How can we support the independence and ability of Access to meet the needs of their individual communities, yet move forward technologically, logistically and ideologically? This means moving towards the new technologies the internet (currently) affords, taking advantage of the economies of scale of thousands of media centers, and driving cooperation, communication and the idea that when it comes to media access—in any form and through any funding mechanism—“we’re in this together”.

Boston’s Best Tacos



‘label’ => ‘Tacos El Charro

349 Centre St

Jamaica Plain, MA 02130’,

‘latitude’ =>’42.32269914619183’,

‘longitude’=>’-71.10684156417847’), array(‘markername’=>’number02’,

‘label’ => ‘Tacos Lupita
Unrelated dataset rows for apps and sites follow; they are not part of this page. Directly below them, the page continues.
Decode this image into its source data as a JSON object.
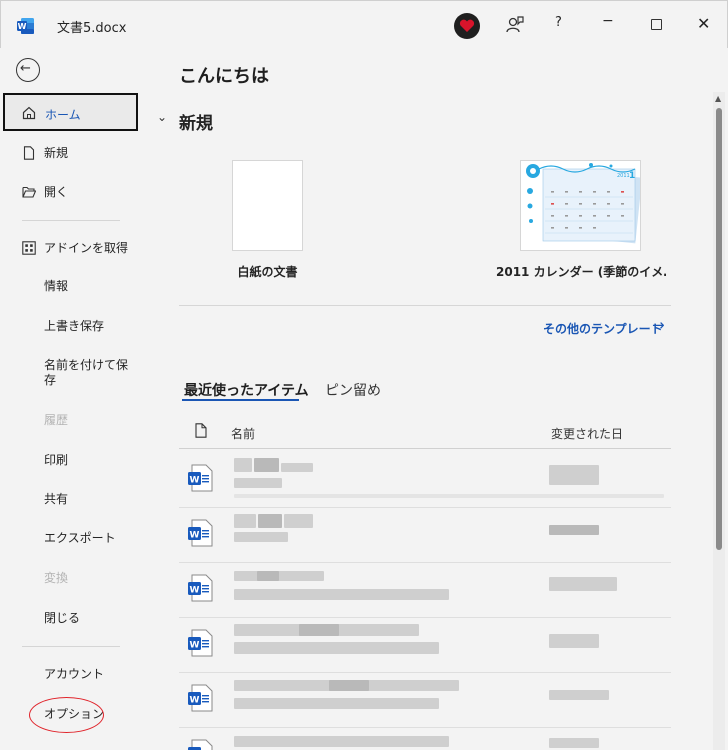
{
  "window": {
    "title": "文書5.docx",
    "help": "?",
    "minimize": "−",
    "close": "✕"
  },
  "sidebar": {
    "items": {
      "home": "ホーム",
      "new": "新規",
      "open": "開く",
      "addins": "アドインを取得",
      "info": "情報",
      "save": "上書き保存",
      "save_as": "名前を付けて保存",
      "history": "履歴",
      "print": "印刷",
      "share": "共有",
      "export": "エクスポート",
      "transform": "変換",
      "close": "閉じる",
      "account": "アカウント",
      "options": "オプション"
    }
  },
  "main": {
    "greeting": "こんにちは",
    "new_heading": "新規",
    "templates": [
      {
        "label": "白紙の文書"
      },
      {
        "label": "2011 カレンダー (季節のイメ…"
      }
    ],
    "more_templates": "その他のテンプレート",
    "tabs": {
      "recent": "最近使ったアイテム",
      "pinned": "ピン留め"
    },
    "columns": {
      "name": "名前",
      "modified": "変更された日"
    },
    "calendar_thumb": {
      "year": "2011",
      "month": "1"
    }
  },
  "colors": {
    "accent": "#1a56b4",
    "word_blue": "#185abd",
    "highlight_circle": "#e0242b"
  }
}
13 Elm St

Somerville, MA 02143’,

‘latitude’ =>’42.38600050368276’,



‘label’ => ‘Takueria Tapatillo

82 Broadway

Somerville, MA 02145’,

‘latitude’ =>’42.387038609014645’,


$mymap=array(‘id’ => ‘tacomap’,

‘latitude’ => ‘42.36031976410849’,

‘longitude’=>’ -71.0757064819336’,

‘zoom’ => 12,

‘width’ => ‘100%’,

‘height’ => ‘400px’,

‘type’ => ‘Hybrid’,

‘markers’ => $mymarkers);

print gmap_draw_map($mymap);


I miss eating good taqueria food and Boston’s inhibited palette is definitely to blame. I like places that call the tacos by name, Carne Asada, Al Pastor, Lengua–not Beef, Pork , Chicken (Lengua isn’t chicken, but your anglo-taqueria isn’t going to have it, or call it what it is: beef tongue); where the salsa is more than pico de gallo and you get a slice of radish. The map above has the few places I’ve found in Boston that I like.

They are:

#1) Tacos El Charro

349 Centre St

Jamaica Plain, MA 02130

Super friendly sit-down restaurant. Also the enchiladas are great. Go downstairs, it’s “authentic”!

#2) Tacos Lupita

13 Elm St

Somerville, MA 02143

Close to Porter Square. The food is delicious and they have imported Coca-Cola made with real sugar, not corn syrup.

#3) Takueria Tapatillo

82 Broadway

Somerville, MA 02145

Actually Chilean but excellent taqueria. They have a good vegetarian taco too. Was taking an unrelated cab and mentioned the place to my friend. The cabdriver overheard and said that he went there all the time. The cabby looks European but is really Brazilian and fluent in Spanish. He said that when he goes into the taqueria, the staff speak to him in English until he starts belting out Spanish. They are so impressd his lunch is free.